Giving and getting a few gifts at Christmas is great, but it is my aim that gifts in my family be more and more experiential. Very few in America need more stuff and needy we are not. But keeping Christ in Christmas — honoring that Jesus is indeed the Reason for the Season — is not merely about downplaying commercialism, but savoring the coming of our Savior. And I never feel completely satisfied that I’ve made good on this annual intention. We attended some very sweet services — Lessons and Carols at school, a mini-Christmas concert by a brass quintet, and a lovely, traditional, organ-laden Christmas Eve service. We read the Christmas story from Luke 2 before the opening of any presents on Christmas Eve (a tradition from my Papa, Wayne Cummins). We listened to tons of traditional and contemporary Christmas music at home and in the car in the weeks leading up to Christmas. And we counted down the days on our Advent calendar.
Yet Christmas Day snuck up again before I felt like I have truly pondered the wonder of Jesus — the Creator of the Universe, the All-Knowing, Timeless Being that took on human flesh. Human flesh! In the form of a helpless little baby, born in a lowly manger. Even though he was sinless, loving and humble, he was mistreated, hated, ridiculed and killed. But as is always the case, God redeemed what was meant for ill. Satan is never the victor; he only thinks he is. In the end, Love always wins.
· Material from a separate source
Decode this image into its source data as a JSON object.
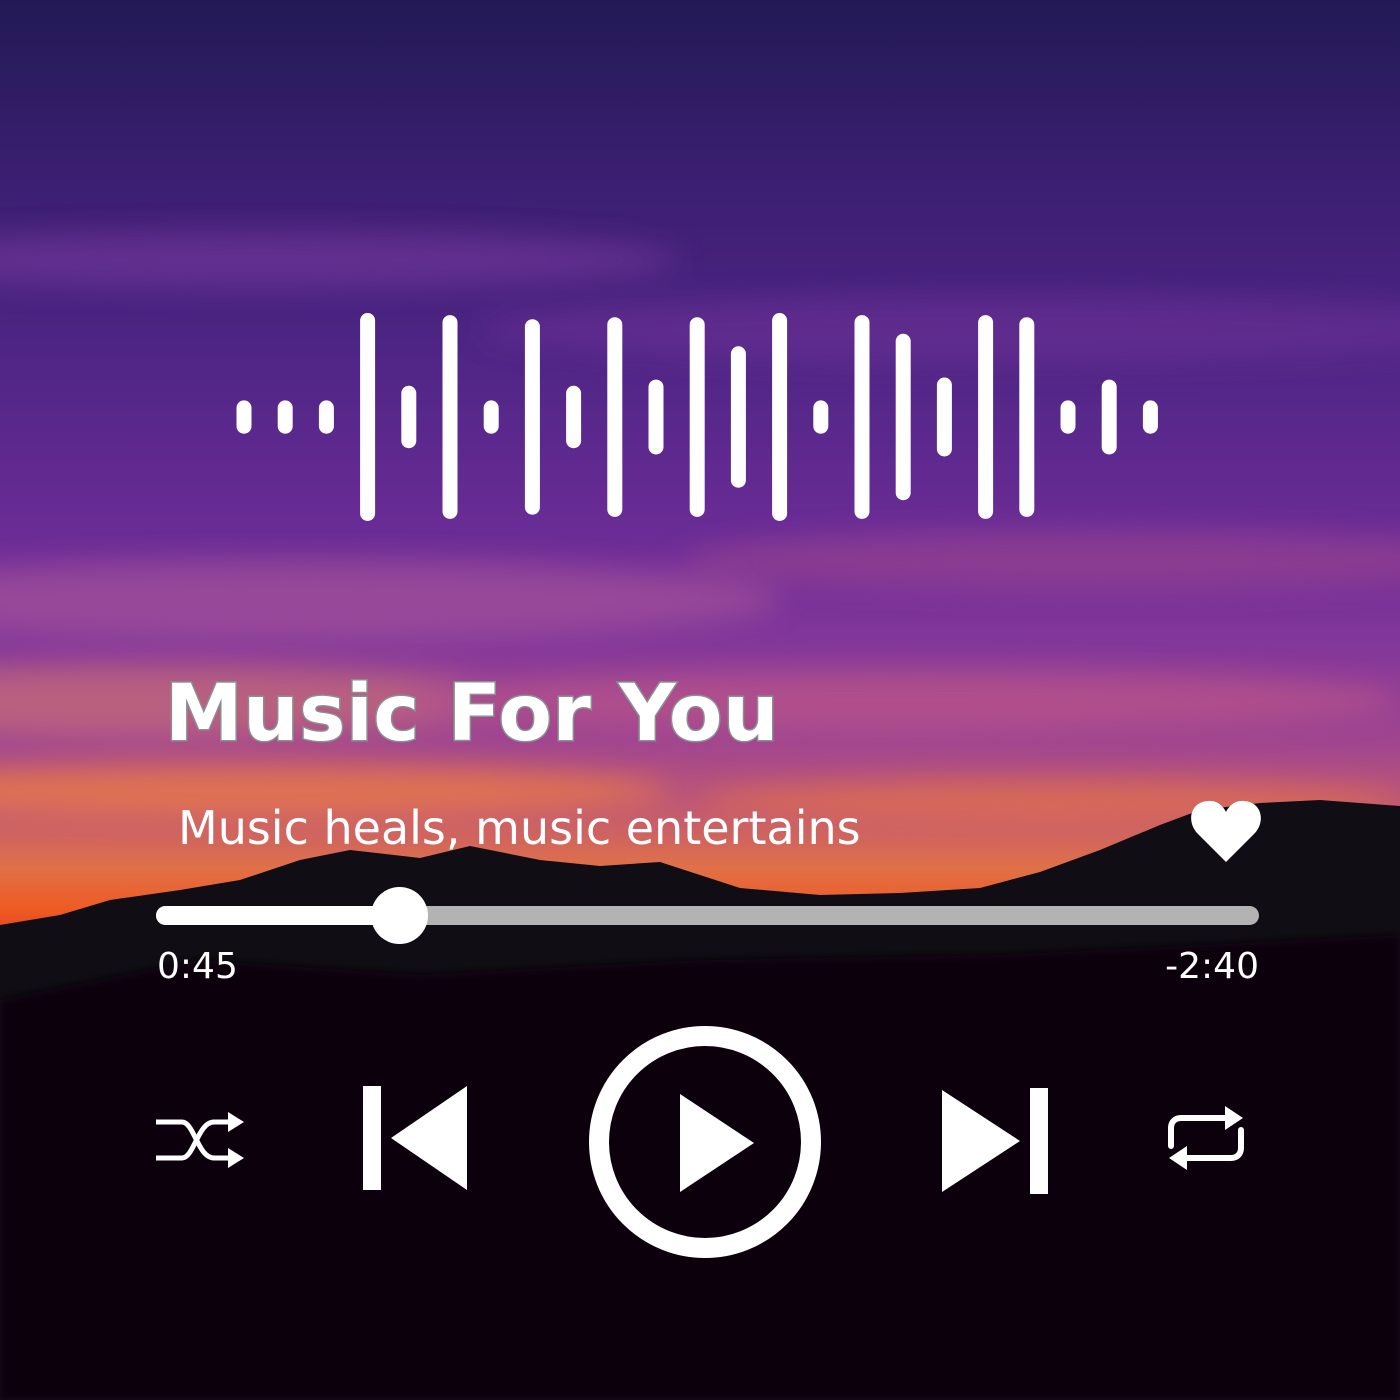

Jesus’ death meant that His blessing, His redemptive work could flow “as far as the curse is found” (lyrics from Joy to the World by Isaac Watts). Far as the curse is found! Where is the curse found in your life? May the blessings of Jesus flow even there. Peace and Joy to you and yours this Christmas. In fact, Joy to the world, for the Lord has come.